Please say how many lines in the records below contain the word "value", giving the number alone.

****************************************

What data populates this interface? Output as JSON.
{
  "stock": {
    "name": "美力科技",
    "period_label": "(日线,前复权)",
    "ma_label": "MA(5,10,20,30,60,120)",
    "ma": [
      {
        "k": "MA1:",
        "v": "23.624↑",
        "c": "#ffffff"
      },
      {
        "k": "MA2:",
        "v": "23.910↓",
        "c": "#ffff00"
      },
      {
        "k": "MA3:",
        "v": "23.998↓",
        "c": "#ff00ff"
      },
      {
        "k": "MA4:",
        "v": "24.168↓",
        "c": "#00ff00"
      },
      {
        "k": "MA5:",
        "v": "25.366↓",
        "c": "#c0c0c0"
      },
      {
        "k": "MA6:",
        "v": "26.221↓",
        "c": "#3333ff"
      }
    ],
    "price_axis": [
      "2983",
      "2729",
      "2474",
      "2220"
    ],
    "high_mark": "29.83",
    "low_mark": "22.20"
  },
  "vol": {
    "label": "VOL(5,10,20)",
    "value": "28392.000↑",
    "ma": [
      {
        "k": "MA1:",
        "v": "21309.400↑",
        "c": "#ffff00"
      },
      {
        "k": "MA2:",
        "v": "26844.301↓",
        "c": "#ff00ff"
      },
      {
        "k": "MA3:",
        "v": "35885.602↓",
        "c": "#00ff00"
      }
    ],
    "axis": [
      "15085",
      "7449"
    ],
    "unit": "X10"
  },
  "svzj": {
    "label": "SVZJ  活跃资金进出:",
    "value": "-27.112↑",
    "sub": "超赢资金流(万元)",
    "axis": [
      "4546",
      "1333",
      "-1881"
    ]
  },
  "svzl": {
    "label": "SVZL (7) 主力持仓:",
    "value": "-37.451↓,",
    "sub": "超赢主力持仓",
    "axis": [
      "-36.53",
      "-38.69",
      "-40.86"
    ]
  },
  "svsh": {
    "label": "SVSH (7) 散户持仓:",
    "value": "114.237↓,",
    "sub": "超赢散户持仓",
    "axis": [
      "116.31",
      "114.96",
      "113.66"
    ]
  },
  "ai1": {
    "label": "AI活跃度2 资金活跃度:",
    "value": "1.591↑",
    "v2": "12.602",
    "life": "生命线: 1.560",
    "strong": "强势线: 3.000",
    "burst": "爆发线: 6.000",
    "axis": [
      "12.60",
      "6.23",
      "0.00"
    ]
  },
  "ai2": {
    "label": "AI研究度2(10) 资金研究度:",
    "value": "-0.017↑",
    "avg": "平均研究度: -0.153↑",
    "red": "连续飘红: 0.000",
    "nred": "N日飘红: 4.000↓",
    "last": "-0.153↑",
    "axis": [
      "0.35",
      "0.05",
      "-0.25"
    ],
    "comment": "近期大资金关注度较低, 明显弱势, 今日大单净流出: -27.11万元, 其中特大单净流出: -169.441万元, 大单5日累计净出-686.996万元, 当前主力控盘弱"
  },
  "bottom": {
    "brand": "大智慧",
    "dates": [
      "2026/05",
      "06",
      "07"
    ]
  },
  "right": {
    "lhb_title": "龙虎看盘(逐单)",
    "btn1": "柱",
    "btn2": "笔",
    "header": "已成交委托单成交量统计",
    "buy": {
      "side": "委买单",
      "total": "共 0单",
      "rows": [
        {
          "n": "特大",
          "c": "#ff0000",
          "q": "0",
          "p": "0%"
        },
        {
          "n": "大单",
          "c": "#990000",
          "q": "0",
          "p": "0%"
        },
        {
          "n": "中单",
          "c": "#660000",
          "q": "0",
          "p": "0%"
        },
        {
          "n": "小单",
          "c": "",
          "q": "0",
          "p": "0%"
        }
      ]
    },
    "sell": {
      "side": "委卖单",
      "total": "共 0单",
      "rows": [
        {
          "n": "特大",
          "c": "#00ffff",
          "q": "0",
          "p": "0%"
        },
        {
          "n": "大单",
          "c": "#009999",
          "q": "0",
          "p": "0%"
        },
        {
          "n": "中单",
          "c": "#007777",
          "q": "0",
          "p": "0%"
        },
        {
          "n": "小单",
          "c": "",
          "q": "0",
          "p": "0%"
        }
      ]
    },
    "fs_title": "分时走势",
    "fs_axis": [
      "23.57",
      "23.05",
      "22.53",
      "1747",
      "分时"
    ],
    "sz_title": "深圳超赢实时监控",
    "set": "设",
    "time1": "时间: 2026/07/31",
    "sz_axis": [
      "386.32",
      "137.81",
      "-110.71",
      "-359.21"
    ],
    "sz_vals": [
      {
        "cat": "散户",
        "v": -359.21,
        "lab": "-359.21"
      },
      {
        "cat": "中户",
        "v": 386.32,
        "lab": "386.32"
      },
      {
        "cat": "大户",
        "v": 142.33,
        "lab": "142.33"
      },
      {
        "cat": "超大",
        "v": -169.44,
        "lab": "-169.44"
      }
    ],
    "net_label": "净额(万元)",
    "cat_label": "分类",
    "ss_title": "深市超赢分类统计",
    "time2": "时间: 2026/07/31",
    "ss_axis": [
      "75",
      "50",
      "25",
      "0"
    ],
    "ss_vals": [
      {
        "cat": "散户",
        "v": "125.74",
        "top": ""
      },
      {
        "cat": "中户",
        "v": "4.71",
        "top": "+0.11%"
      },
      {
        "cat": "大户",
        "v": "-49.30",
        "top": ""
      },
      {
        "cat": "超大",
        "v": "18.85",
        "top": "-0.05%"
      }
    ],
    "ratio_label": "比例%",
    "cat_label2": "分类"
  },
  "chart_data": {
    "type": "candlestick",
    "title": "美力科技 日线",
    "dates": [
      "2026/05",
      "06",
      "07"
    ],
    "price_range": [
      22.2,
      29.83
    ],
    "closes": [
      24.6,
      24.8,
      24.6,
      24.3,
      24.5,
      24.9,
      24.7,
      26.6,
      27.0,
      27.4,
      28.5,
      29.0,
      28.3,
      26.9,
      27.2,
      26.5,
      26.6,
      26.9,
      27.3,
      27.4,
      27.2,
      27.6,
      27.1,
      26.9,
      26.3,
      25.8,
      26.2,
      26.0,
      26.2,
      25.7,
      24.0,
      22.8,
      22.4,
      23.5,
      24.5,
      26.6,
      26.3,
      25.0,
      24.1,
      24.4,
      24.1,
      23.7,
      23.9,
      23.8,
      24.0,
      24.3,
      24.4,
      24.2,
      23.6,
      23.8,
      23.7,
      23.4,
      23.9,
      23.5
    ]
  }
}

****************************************

TASK RESULT
6